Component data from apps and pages

______________________________

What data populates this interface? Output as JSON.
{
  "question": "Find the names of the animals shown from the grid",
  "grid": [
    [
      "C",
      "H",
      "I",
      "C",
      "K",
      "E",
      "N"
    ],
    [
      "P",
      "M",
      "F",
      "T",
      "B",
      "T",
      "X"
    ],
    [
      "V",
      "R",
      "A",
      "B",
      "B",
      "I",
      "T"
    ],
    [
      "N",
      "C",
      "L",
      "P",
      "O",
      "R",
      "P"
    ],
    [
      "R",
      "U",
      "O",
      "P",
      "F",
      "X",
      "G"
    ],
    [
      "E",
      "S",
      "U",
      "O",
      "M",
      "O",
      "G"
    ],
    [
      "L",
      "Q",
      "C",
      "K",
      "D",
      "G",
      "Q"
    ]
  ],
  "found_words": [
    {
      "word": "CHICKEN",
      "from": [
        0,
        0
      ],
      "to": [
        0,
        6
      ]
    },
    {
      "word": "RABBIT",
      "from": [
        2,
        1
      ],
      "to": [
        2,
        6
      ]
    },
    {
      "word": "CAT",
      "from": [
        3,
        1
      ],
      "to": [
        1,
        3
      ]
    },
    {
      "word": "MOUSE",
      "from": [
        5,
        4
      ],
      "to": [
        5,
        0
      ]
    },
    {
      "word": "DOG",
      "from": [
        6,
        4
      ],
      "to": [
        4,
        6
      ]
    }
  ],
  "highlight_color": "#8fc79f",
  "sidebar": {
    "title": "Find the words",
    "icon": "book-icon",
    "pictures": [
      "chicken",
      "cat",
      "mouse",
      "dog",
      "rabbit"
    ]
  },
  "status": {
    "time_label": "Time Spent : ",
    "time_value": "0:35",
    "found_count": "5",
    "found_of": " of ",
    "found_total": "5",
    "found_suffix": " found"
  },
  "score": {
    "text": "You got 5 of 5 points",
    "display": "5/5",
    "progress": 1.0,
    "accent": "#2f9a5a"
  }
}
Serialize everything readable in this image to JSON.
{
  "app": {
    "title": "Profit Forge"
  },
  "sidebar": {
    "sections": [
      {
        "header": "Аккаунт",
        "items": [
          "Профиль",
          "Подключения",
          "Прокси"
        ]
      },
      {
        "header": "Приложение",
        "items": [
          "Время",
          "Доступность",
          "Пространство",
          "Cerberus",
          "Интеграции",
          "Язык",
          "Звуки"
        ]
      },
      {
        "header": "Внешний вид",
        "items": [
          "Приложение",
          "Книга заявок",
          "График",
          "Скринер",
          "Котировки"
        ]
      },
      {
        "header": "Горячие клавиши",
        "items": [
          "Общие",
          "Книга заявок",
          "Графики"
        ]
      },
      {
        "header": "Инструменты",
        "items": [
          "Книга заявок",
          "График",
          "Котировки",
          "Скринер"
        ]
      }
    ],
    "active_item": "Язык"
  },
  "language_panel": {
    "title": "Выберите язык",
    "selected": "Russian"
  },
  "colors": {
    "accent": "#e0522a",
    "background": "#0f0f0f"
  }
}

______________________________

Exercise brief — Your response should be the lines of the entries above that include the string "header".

Response —
        "header": "Аккаунт",
        "header": "Приложение",
        "header": "Внешний вид",
        "header": "Горячие клавиши",
        "header": "Инструменты",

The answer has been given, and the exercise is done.